[Data entries]
------------------------------

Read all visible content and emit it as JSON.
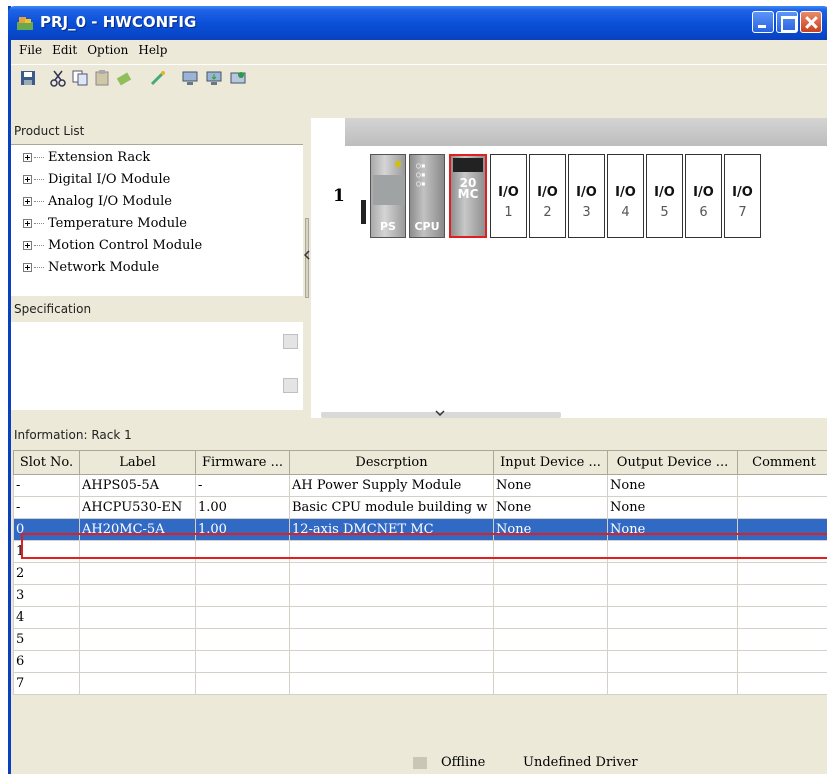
{
  "window": {
    "title": "PRJ_0 - HWCONFIG"
  },
  "menu": {
    "items": [
      "File",
      "Edit",
      "Option",
      "Help"
    ]
  },
  "toolbar": {
    "icons": [
      "save-icon",
      "cut-icon",
      "copy-icon",
      "paste-icon",
      "delete-icon",
      "wand-icon",
      "upload-icon",
      "download-icon",
      "scan-icon"
    ]
  },
  "product_list": {
    "header": "Product List",
    "items": [
      "Extension Rack",
      "Digital I/O Module",
      "Analog I/O Module",
      "Temperature Module",
      "Motion Control Module",
      "Network Module"
    ]
  },
  "specification": {
    "label": "Specification"
  },
  "rack": {
    "number": "1",
    "ps_label": "PS",
    "cpu_label": "CPU",
    "mc_label_1": "20",
    "mc_label_2": "MC",
    "io_slots": [
      {
        "label": "I/O",
        "num": "1"
      },
      {
        "label": "I/O",
        "num": "2"
      },
      {
        "label": "I/O",
        "num": "3"
      },
      {
        "label": "I/O",
        "num": "4"
      },
      {
        "label": "I/O",
        "num": "5"
      },
      {
        "label": "I/O",
        "num": "6"
      },
      {
        "label": "I/O",
        "num": "7"
      }
    ]
  },
  "info": {
    "header": "Information: Rack 1",
    "columns": [
      "Slot No.",
      "Label",
      "Firmware ...",
      "Descrption",
      "Input Device ...",
      "Output Device ...",
      "Comment"
    ],
    "rows": [
      [
        "-",
        "AHPS05-5A",
        "-",
        "AH Power Supply Module",
        "None",
        "None",
        ""
      ],
      [
        "-",
        "AHCPU530-EN",
        "1.00",
        "Basic CPU module building w",
        "None",
        "None",
        ""
      ],
      [
        "0",
        "AH20MC-5A",
        "1.00",
        "12-axis DMCNET MC",
        "None",
        "None",
        ""
      ],
      [
        "1",
        "",
        "",
        "",
        "",
        "",
        ""
      ],
      [
        "2",
        "",
        "",
        "",
        "",
        "",
        ""
      ],
      [
        "3",
        "",
        "",
        "",
        "",
        "",
        ""
      ],
      [
        "4",
        "",
        "",
        "",
        "",
        "",
        ""
      ],
      [
        "5",
        "",
        "",
        "",
        "",
        "",
        ""
      ],
      [
        "6",
        "",
        "",
        "",
        "",
        "",
        ""
      ],
      [
        "7",
        "",
        "",
        "",
        "",
        "",
        ""
      ]
    ],
    "selected_row": 2
  },
  "status": {
    "connection": "Offline",
    "driver": "Undefined Driver"
  },
  "colors": {
    "selection": "#316ac5",
    "highlight_outline": "#e02020",
    "titlebar": "#0a50d8"
  }
}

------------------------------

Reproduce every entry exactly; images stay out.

● Result of this task:
Read all visible content and emit it as JSON.
{
  "window": {
    "title": "PRJ_0 - HWCONFIG"
  },
  "menu": {
    "items": [
      "File",
      "Edit",
      "Option",
      "Help"
    ]
  },
  "toolbar": {
    "icons": [
      "save-icon",
      "cut-icon",
      "copy-icon",
      "paste-icon",
      "delete-icon",
      "wand-icon",
      "upload-icon",
      "download-icon",
      "scan-icon"
    ]
  },
  "product_list": {
    "header": "Product List",
    "items": [
      "Extension Rack",
      "Digital I/O Module",
      "Analog I/O Module",
      "Temperature Module",
      "Motion Control Module",
      "Network Module"
    ]
  },
  "specification": {
    "label": "Specification"
  },
  "rack": {
    "number": "1",
    "ps_label": "PS",
    "cpu_label": "CPU",
    "mc_label_1": "20",
    "mc_label_2": "MC",
    "io_slots": [
      {
        "label": "I/O",
        "num": "1"
      },
      {
        "label": "I/O",
        "num": "2"
      },
      {
        "label": "I/O",
        "num": "3"
      },
      {
        "label": "I/O",
        "num": "4"
      },
      {
        "label": "I/O",
        "num": "5"
      },
      {
        "label": "I/O",
        "num": "6"
      },
      {
        "label": "I/O",
        "num": "7"
      }
    ]
  },
  "info": {
    "header": "Information: Rack 1",
    "columns": [
      "Slot No.",
      "Label",
      "Firmware ...",
      "Descrption",
      "Input Device ...",
      "Output Device ...",
      "Comment"
    ],
    "rows": [
      [
        "-",
        "AHPS05-5A",
        "-",
        "AH Power Supply Module",
        "None",
        "None",
        ""
      ],
      [
        "-",
        "AHCPU530-EN",
        "1.00",
        "Basic CPU module building w",
        "None",
        "None",
        ""
      ],
      [
        "0",
        "AH20MC-5A",
        "1.00",
        "12-axis DMCNET MC",
        "None",
        "None",
        ""
      ],
      [
        "1",
        "",
        "",
        "",
        "",
        "",
        ""
      ],
      [
        "2",
        "",
        "",
        "",
        "",
        "",
        ""
      ],
      [
        "3",
        "",
        "",
        "",
        "",
        "",
        ""
      ],
      [
        "4",
        "",
        "",
        "",
        "",
        "",
        ""
      ],
      [
        "5",
        "",
        "",
        "",
        "",
        "",
        ""
      ],
      [
        "6",
        "",
        "",
        "",
        "",
        "",
        ""
      ],
      [
        "7",
        "",
        "",
        "",
        "",
        "",
        ""
      ]
    ],
    "selected_row": 2
  },
  "status": {
    "connection": "Offline",
    "driver": "Undefined Driver"
  },
  "colors": {
    "selection": "#316ac5",
    "highlight_outline": "#e02020",
    "titlebar": "#0a50d8"
  }
}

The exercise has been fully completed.